A soldier sat with electrodes connected to his head and looked at a screen flashing images at him.
Without speaking and without clicking, he silently counted how many images popped up on the screen that fit into a category that he had chosen to follow.
Without telling anyone if he had chosen the boat, panda, strawberry, butterfly or chandelier (the categories available to him) to count, the computer that was tracking his brain waves was able to tell what he was following.
This work is being done out of the U.S. Army's MIND — Mission Impact Through Neurotechnology Design — Lab, led by neuroscientist Dr. Anthony Ries who thinks such technology could someday be used by the intelligence community to identify targets faster than the current method.
Dr. Anthony Ries (left) works with Pfc. Kenneth Blandon (right) to develop a mind-reading program that will help intelligence analysts sift through a larger amount of information quickly. (Photo credit: U.S. Army)
In a news story posted by the Army, Ries explained that intelligence analysts scanning an image for a specific something could take a very long time.
"They may be looking for a specific vehicle, house or airstrip — that sort of thing," he said.
The technology that Ries and his colleagues are working on takes sections of this larger image and flashes them on the screen. The analyst going through the electroencephalogram test, like the soldier did, is then able to pick up on the snippets of the image that trigger something in his or her brain.
"Only those chips that contain a feature that is relevant to the Soldier at the time — a vehicle, or something out of the ordinary, somebody digging by the side of the road, those sorts of things — trigger this response of recognizing something important," Ries explained.
The program would then take note of the images that elicited such a response in the analyst to be scrutinized later.
Here's more from the Army's news article on why such a system would be beneficial:
When Ries and his fellow researches cut a larger intelligence image into smaller parts and display them in rapid succession to an analyst, the analyst still has to look at the entire image - the same number of square inches of image overall. But Ries said that by cutting it up into smaller chips, and displaying it rapidly, they are taking much of the work out of accomplishing the analysis.
Instead of sliding his fingers over the image, or marking on it, or writing something, or typing, the analyst has only to think "of interest" or "not of interest." And that kind of decision can be made almost instantly - and a computer hooked to an EEG can detect when that decision has been made, what the decision is, tag the image with the result, and then present the next image in just a split second.
At this point, the team is working on figuring out what extraneous signals could create "artifacts" that might affect the interpretation of the neural signals.

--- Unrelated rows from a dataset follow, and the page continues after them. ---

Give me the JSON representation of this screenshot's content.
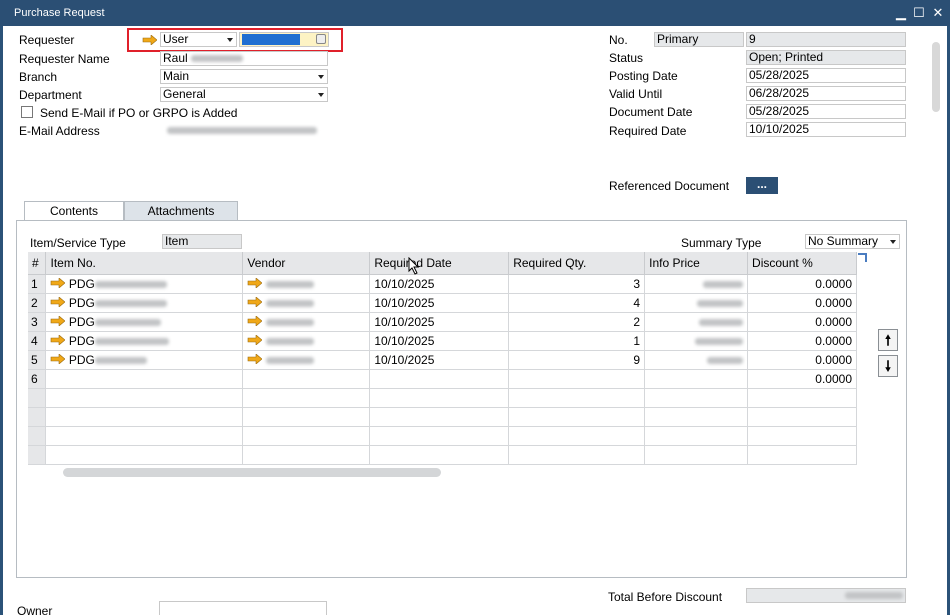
{
  "window": {
    "title": "Purchase Request",
    "minimize": "▁",
    "maximize": "☐",
    "close": "✕"
  },
  "header_left": {
    "requester_label": "Requester",
    "requester_type": "User",
    "requester_name_label": "Requester Name",
    "requester_name": "Raul",
    "branch_label": "Branch",
    "branch": "Main",
    "department_label": "Department",
    "department": "General",
    "send_email_label": "Send E-Mail if PO or GRPO is Added",
    "email_label": "E-Mail Address"
  },
  "header_right": {
    "no_label": "No.",
    "series": "Primary",
    "no": "9",
    "status_label": "Status",
    "status": "Open; Printed",
    "posting_date_label": "Posting Date",
    "posting_date": "05/28/2025",
    "valid_until_label": "Valid Until",
    "valid_until": "06/28/2025",
    "document_date_label": "Document Date",
    "document_date": "05/28/2025",
    "required_date_label": "Required Date",
    "required_date": "10/10/2025",
    "ref_doc_label": "Referenced Document",
    "ref_doc_button": "..."
  },
  "tabs": [
    {
      "label": "Contents"
    },
    {
      "label": "Attachments"
    }
  ],
  "contents": {
    "item_type_label": "Item/Service Type",
    "item_type": "Item",
    "summary_type_label": "Summary Type",
    "summary_type": "No Summary",
    "columns": [
      "#",
      "Item No.",
      "Vendor",
      "Required Date",
      "Required Qty.",
      "Info Price",
      "Discount %"
    ],
    "rows": [
      {
        "n": "1",
        "item": "PDG",
        "date": "10/10/2025",
        "qty": "3",
        "discount": "0.0000"
      },
      {
        "n": "2",
        "item": "PDG",
        "date": "10/10/2025",
        "qty": "4",
        "discount": "0.0000"
      },
      {
        "n": "3",
        "item": "PDG",
        "date": "10/10/2025",
        "qty": "2",
        "discount": "0.0000"
      },
      {
        "n": "4",
        "item": "PDG",
        "date": "10/10/2025",
        "qty": "1",
        "discount": "0.0000"
      },
      {
        "n": "5",
        "item": "PDG",
        "date": "10/10/2025",
        "qty": "9",
        "discount": "0.0000"
      },
      {
        "n": "6",
        "item": "",
        "date": "",
        "qty": "",
        "discount": "0.0000"
      }
    ]
  },
  "footer": {
    "owner_label": "Owner",
    "total_label": "Total Before Discount"
  },
  "colors": {
    "titlebar": "#2b4f74",
    "highlight": "#e0202a",
    "selection": "#1f6fd1",
    "arrow": "#f0a818"
  }
}
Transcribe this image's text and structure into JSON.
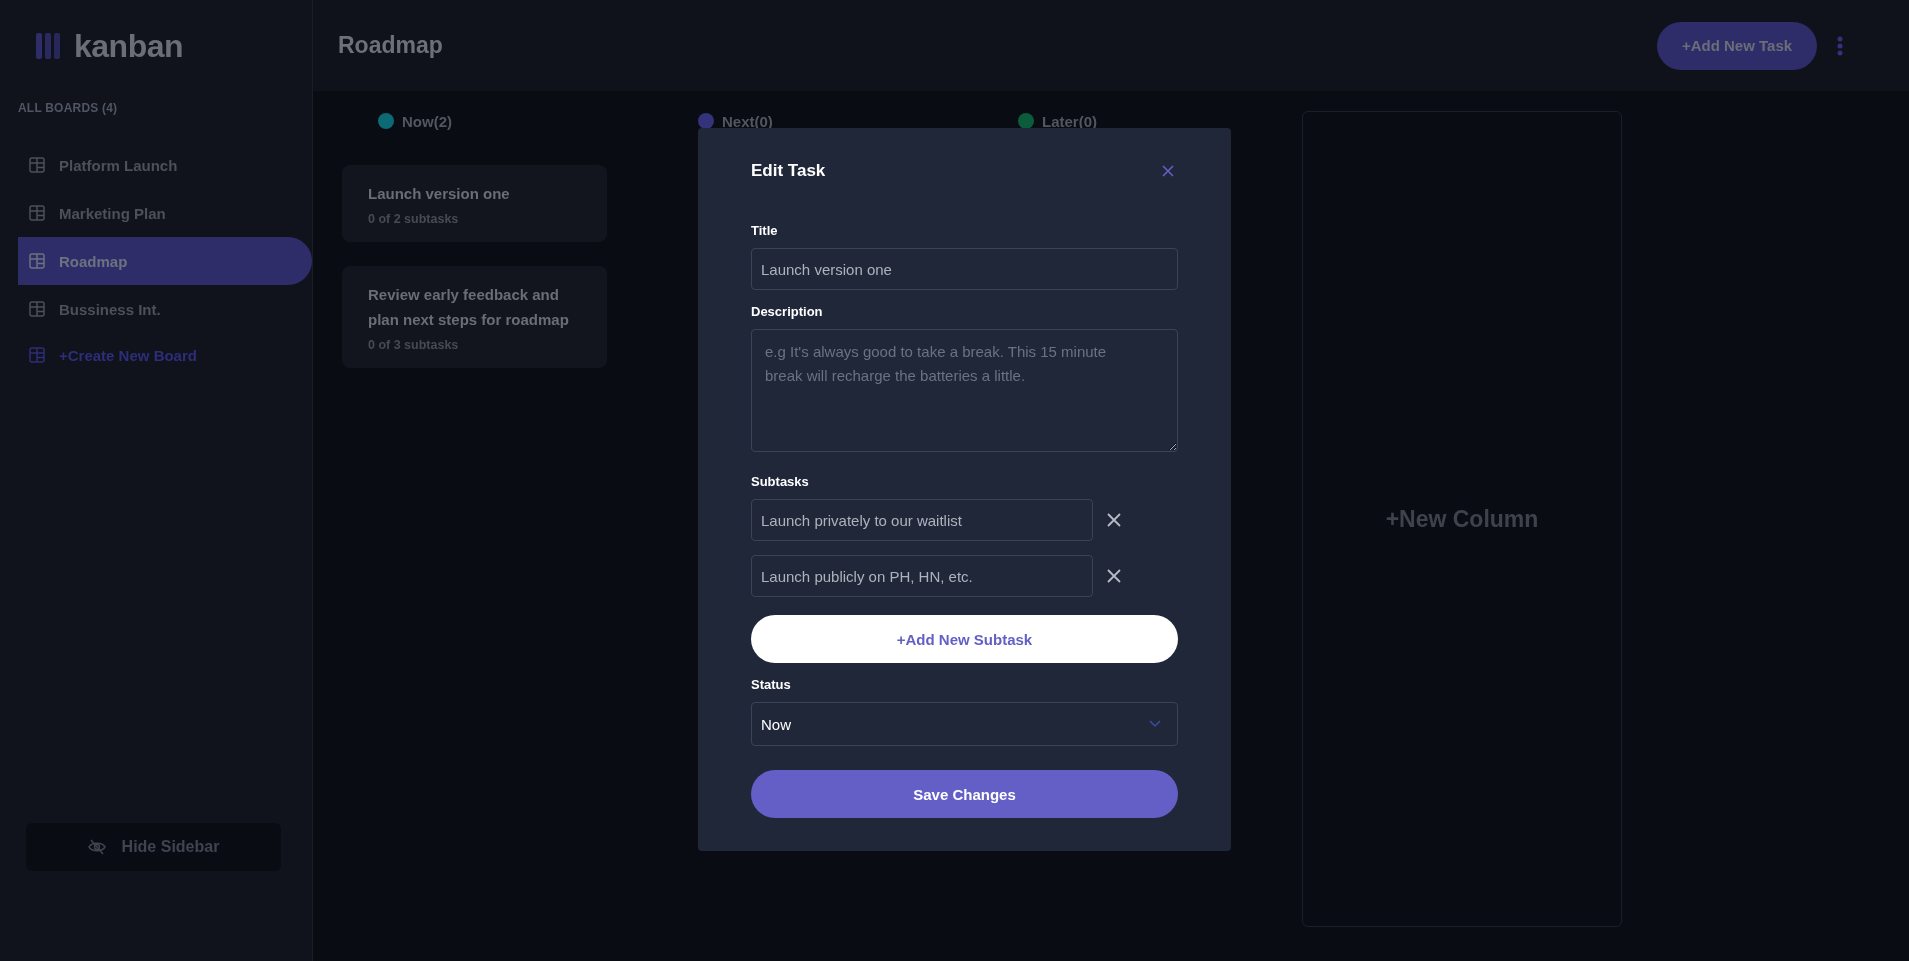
{
  "sidebar": {
    "logo": "kanban",
    "boards_heading": "ALL BOARDS (4)",
    "boards": [
      {
        "label": "Platform Launch",
        "selected": false
      },
      {
        "label": "Marketing Plan",
        "selected": false
      },
      {
        "label": "Roadmap",
        "selected": true
      },
      {
        "label": "Bussiness Int.",
        "selected": false
      }
    ],
    "create_board": "+Create New Board",
    "hide_sidebar": "Hide Sidebar"
  },
  "header": {
    "title": "Roadmap",
    "add_task": "+Add New Task"
  },
  "columns": [
    {
      "name": "Now(2)",
      "color": "#0b6a73",
      "cards": [
        {
          "title": "Launch version one",
          "subtasks": "0 of 2 subtasks"
        },
        {
          "title": "Review early feedback and plan next steps for roadmap",
          "subtasks": "0 of 3 subtasks"
        }
      ]
    },
    {
      "name": "Next(0)",
      "color": "#34327a"
    },
    {
      "name": "Later(0)",
      "color": "#0b5c3c"
    }
  ],
  "new_column": "+New Column",
  "modal": {
    "heading": "Edit Task",
    "title_label": "Title",
    "title_value": "Launch version one",
    "description_label": "Description",
    "description_placeholder": "e.g It's always good to take a break. This 15 minute break will recharge the batteries a little.",
    "subtasks_label": "Subtasks",
    "subtasks": [
      "Launch privately to our waitlist",
      "Launch publicly on PH, HN, etc."
    ],
    "add_subtask": "+Add New Subtask",
    "status_label": "Status",
    "status_value": "Now",
    "save": "Save Changes"
  }
}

"Maybe you have an analyst who is looking at an aerial image, but is also listening to auditory communications," Ries told the Army News Service. "How does multi-tasking affect the target recognition response? If we can characterize the way different task loads affect the response, we can update our classification algorithms to account for that."

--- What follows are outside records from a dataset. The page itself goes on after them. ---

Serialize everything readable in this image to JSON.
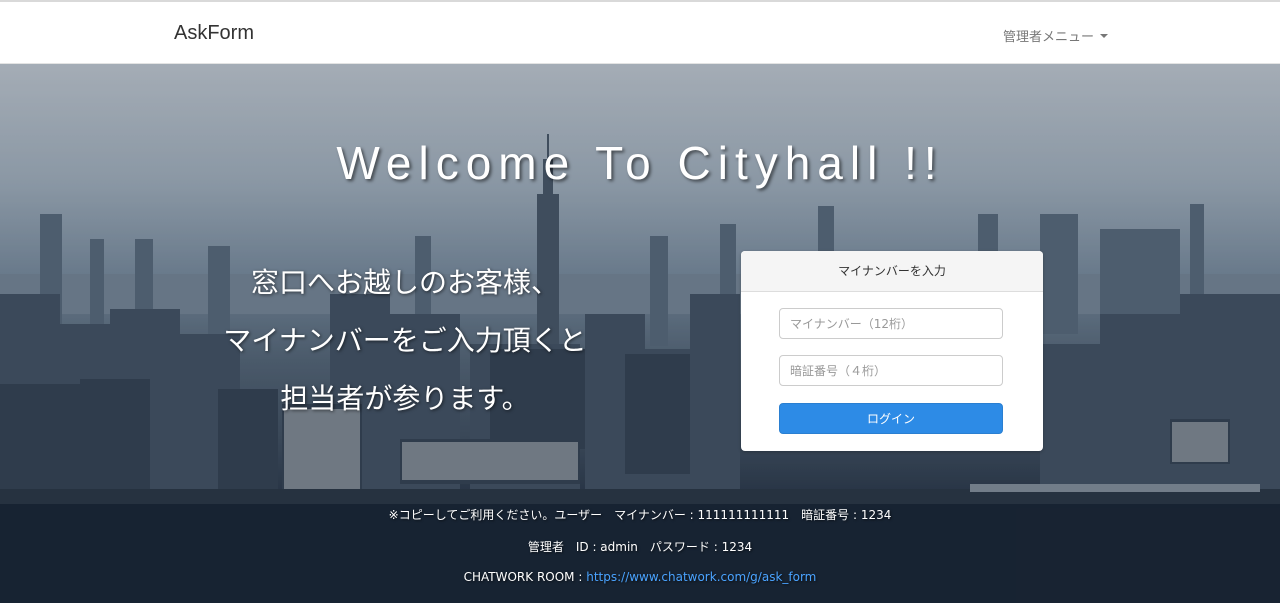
{
  "navbar": {
    "brand": "AskForm",
    "admin_menu": "管理者メニュー"
  },
  "hero": {
    "welcome": "Welcome To Cityhall !!",
    "lead_lines": [
      "窓口へお越しのお客様、",
      "マイナンバーをご入力頂くと",
      "担当者が参ります。"
    ]
  },
  "login_panel": {
    "heading": "マイナンバーを入力",
    "mynumber_placeholder": "マイナンバー（12桁）",
    "pin_placeholder": "暗証番号（４桁）",
    "login_label": "ログイン"
  },
  "info": {
    "line1": "※コピーしてご利用ください。ユーザー　マイナンバー : 111111111111　暗証番号 : 1234",
    "line2": "管理者　ID : admin　パスワード : 1234",
    "line3_label": "CHATWORK ROOM : ",
    "line3_link": "https://www.chatwork.com/g/ask_form"
  },
  "colors": {
    "primary_button": "#2d8be6",
    "link": "#4aa3ff"
  }
}
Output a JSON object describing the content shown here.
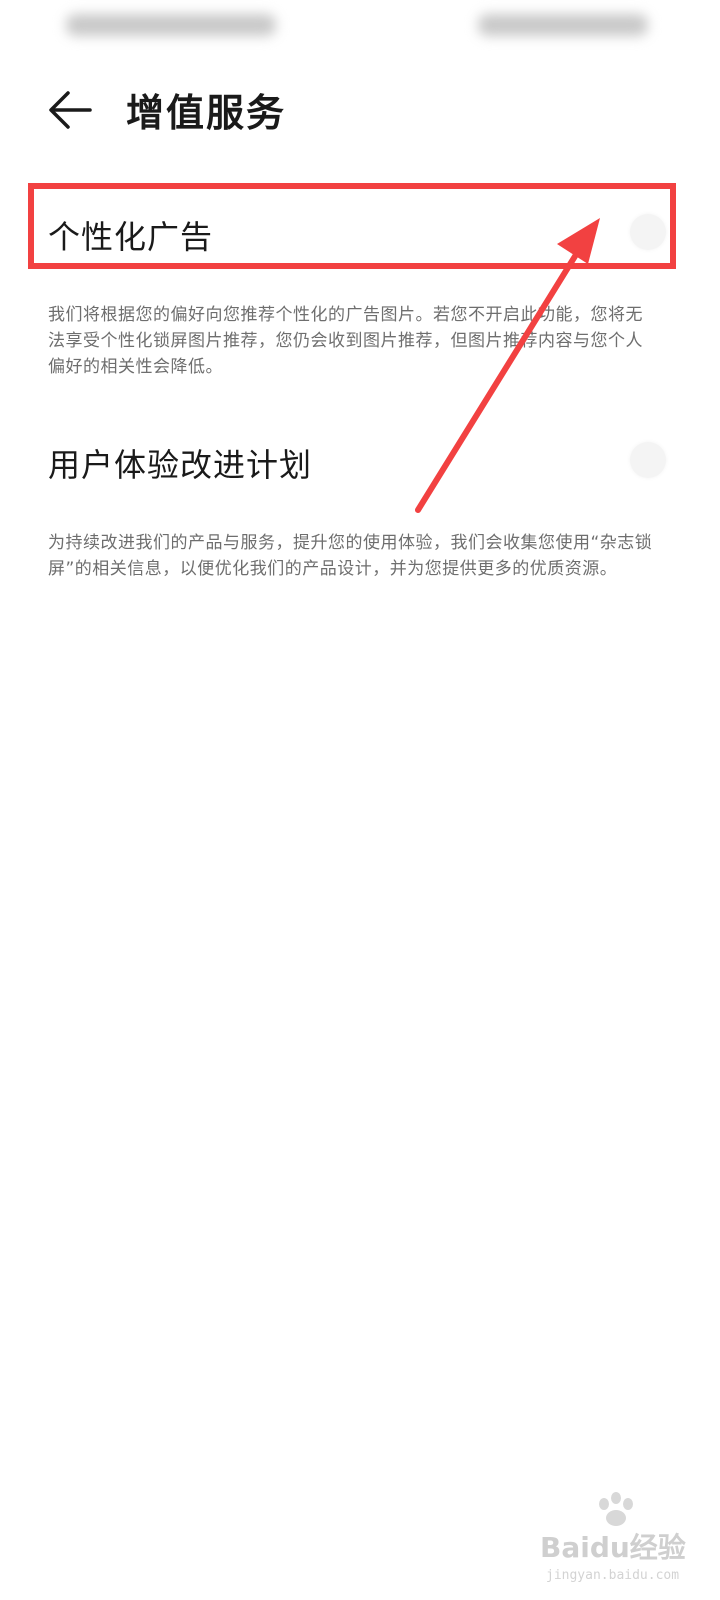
{
  "header": {
    "title": "增值服务",
    "back_icon": "arrow-left-icon"
  },
  "settings": [
    {
      "title": "个性化广告",
      "description": "我们将根据您的偏好向您推荐个性化的广告图片。若您不开启此功能，您将无法享受个性化锁屏图片推荐，您仍会收到图片推荐，但图片推荐内容与您个人偏好的相关性会降低。",
      "enabled": false
    },
    {
      "title": "用户体验改进计划",
      "description": "为持续改进我们的产品与服务，提升您的使用体验，我们会收集您使用“杂志锁屏”的相关信息，以便优化我们的产品设计，并为您提供更多的优质资源。",
      "enabled": false
    }
  ],
  "annotation": {
    "color": "#f24141"
  },
  "watermark": {
    "text": "Baidu经验",
    "url": "jingyan.baidu.com"
  }
}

The lab is also working on associating eye movement tracking that could be coupled with brain wave signals as well.
"One thing we have done is instead of having people view images at the center of the screen, we're leveraging eye-tracking to know whenever they fixate on a particular region of space," Ries explained. "We can extract the neural signal, time-locked to that fixation, and look for a similar target response signal. Then you don't have to constrain the image to the center of the screen. Instead, you can present an image and the analyst can manually scan through it and whenever they fixate on an item of interest, that particular region can be flagged."